A First-Hand Experience with Online Counseling during COVID-19
By AACs’ Deputy Director Leigha Shoup
While we are all adjusting to the new day-to-day life of social distancing and shelter-in-place rules, I felt it was important to share my experience with mental health telemedicine. I very rarely discuss my personal life or my mental health experiences publicly, but I am choosing to share this to help others who might be unsure, nervous or worried about how to access online counseling services while navigating life during the pandemic.
If you feel apprehensive about starting or moving your counseling sessions online, I understand entirely. I felt the same way. I prefer to have counseling sessions in-person because I think there is a better connection with my counselor, and I believe that I can express myself in a more honest and vulnerable way. With COVID-19 and the new social distancing mandates that have been handed down, it is no longer possible to go to an office and have my sessions. At the same time, not meeting is also not an option for me. I have put in and continue to put in a lot of hard work, and I didn’t want that to stop. This type of change made me feel nervous about the unknown. The unknown can be nerve-wracking because it can lead to fear and anxiety. I was no exception to this.
Staying true to how I deal with my stress, I had asked my counselor ahead of time what the options would be if we eventually got to a shelter-in-place rule in Ohio. (I asked about this before the mandates because I worry and like to have a plan if things will have to change.) She let me know that my insurance would be covering telemedicine or remote services and that she had a HIPAA-compliant online portal that I could use to continue services. I was skeptical but relieved at the same time. It put my mind at ease knowing I could still receive services even if I were unable to leave my home.

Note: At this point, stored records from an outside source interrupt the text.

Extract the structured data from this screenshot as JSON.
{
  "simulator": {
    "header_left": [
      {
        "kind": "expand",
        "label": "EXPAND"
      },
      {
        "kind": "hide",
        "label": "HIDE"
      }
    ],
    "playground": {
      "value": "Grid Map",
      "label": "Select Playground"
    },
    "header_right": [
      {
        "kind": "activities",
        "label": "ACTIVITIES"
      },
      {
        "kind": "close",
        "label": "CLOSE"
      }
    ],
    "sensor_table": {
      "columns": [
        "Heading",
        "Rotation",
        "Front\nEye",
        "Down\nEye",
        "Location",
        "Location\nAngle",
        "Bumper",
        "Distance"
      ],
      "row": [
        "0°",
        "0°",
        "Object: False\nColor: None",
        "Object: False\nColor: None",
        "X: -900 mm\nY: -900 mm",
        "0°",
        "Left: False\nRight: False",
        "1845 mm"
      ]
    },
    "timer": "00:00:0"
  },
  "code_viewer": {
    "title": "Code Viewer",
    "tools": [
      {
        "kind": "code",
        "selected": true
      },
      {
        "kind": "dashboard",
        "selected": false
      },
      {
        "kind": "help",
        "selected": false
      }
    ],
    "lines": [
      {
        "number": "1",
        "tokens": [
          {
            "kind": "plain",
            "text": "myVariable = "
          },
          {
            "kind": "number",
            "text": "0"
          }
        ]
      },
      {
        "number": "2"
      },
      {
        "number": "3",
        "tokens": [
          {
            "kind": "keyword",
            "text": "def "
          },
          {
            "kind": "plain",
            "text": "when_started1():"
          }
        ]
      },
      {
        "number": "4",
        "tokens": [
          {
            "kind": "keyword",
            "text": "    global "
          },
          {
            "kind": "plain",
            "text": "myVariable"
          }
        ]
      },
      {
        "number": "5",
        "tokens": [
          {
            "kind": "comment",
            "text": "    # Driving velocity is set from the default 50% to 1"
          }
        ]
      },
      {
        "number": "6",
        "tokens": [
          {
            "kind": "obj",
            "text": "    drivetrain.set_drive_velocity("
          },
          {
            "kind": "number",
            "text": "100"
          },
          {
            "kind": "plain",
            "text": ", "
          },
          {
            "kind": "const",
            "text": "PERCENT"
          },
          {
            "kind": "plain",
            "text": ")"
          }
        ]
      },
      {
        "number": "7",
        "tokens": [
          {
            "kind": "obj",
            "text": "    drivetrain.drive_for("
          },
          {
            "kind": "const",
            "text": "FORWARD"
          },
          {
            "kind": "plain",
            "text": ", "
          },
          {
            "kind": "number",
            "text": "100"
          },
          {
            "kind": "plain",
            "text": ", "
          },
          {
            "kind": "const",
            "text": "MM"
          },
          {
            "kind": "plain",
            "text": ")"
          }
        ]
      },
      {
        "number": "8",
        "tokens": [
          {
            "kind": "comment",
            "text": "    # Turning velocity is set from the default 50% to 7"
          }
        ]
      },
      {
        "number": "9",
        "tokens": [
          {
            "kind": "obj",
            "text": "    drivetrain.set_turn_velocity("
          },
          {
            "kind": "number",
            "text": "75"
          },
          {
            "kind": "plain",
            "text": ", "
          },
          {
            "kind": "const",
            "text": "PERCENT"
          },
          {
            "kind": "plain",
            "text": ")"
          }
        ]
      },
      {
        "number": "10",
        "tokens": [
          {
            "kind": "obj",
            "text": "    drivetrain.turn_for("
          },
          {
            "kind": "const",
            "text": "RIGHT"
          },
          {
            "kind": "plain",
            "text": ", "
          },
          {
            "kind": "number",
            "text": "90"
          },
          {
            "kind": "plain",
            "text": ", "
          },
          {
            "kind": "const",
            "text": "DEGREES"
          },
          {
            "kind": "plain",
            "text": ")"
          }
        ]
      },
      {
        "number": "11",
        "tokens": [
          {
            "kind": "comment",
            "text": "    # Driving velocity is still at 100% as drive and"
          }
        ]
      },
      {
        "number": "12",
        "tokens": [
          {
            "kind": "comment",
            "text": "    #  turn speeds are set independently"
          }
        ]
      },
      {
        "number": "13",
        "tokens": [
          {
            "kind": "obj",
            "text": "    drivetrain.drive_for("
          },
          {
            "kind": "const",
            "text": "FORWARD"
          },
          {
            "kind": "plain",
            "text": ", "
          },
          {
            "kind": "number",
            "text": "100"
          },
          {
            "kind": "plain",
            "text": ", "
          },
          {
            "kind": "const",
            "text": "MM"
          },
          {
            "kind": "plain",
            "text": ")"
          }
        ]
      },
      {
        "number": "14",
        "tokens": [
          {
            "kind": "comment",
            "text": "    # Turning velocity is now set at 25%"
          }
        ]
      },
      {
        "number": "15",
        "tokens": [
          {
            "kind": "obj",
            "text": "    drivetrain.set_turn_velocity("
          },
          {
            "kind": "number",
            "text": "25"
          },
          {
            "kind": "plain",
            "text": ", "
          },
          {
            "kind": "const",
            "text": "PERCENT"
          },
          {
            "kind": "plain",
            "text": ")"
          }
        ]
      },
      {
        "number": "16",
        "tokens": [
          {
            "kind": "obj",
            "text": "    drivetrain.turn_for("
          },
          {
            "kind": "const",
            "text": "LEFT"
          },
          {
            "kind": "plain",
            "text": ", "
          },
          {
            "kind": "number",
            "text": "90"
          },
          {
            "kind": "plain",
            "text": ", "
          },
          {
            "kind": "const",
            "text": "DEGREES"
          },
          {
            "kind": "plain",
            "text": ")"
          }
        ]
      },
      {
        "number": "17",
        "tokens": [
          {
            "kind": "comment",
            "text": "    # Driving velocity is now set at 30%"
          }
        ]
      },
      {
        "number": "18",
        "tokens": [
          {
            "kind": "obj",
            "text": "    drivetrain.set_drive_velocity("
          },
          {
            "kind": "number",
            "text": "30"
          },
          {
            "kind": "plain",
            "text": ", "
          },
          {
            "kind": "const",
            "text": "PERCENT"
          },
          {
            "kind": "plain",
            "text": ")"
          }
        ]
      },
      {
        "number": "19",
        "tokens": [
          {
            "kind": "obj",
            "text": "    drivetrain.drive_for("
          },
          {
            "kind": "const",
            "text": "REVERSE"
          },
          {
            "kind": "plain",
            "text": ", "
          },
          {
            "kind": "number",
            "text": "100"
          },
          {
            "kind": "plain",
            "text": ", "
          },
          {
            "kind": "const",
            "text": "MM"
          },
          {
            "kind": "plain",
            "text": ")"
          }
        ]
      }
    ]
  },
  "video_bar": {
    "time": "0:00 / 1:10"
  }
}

After Gov. DeWine issued Ohio’s stay-at-home order, my counselor sent me an email with a link to the portal and an access code. I used that access code to log into my patient portal and complete some basic questions about myself for my entrance into the website. The basic questions were all things that my counselor already knew, like my name and birth date, but they were required to set up my portal account. Once I finished answering those questions, that was it. It was very straightforward. Now all I had to do was wait for my appointment time. Waiting caused me a little bit of worry. If changes have to occur, I like to create a plan and put that plan into practice as soon as possible. That wasn’t an option this time, and I had to be patient.
On the day of the appointment, I felt nervous and unsure of how things would go. I signed in about five minutes before my scheduled time. Once I signed in, I was able to wait for my session to start and test my computer to make sure all the parts were working correctly. My computer’s internet connection, microphone, video camera and speakers were all I needed for the session. It’s good to check all of these things ahead of time to limit any technical problems you could have.
Ultimately, the meeting was very productive, and we were able to cover a lot of topics. I didn’t feel that anything was lost by having the session remotely. I kept waiting for something to feel “off” during the conversation, and that feeling never came. I even had to ask my counselor to wait one moment when my dog, Kiko, started barking at the postman, and I paused a few seconds to give my daughter a hug and kiss before her nap. None of that was part of my original plans. My counselor waited, and what I thought would cause a problem just ended up not being one. I realized that even though things popped up during session that never would have happened in her office, it was okay, and we worked around them.
Overall, the session was productive and very helpful for me. I realized after the meeting that many things have been weighing heavily on me with everything going on in the world right now, from COVID-19 and racism, to hate crimes and sheltering in place. I felt relieved that accessing my counselor was easy and convenient, even if my dog wanted to speak up, too. I was happy that I could complete everything through a portal and not have to step into an office during this time. While this isn’t my preferred method of seeking mental health services, it is the best option right now.
I hope sharing my personal experience with telemedicine for the first time helps more people reach out and use these new types of services. I would like to see this form of access become a permanent option for people even after COVID-19 has passed. These are uncertain times, but you can get help, whether that is over the phone, through text messaging, or video calling. Mental health services ARE available without ever having to leave your home.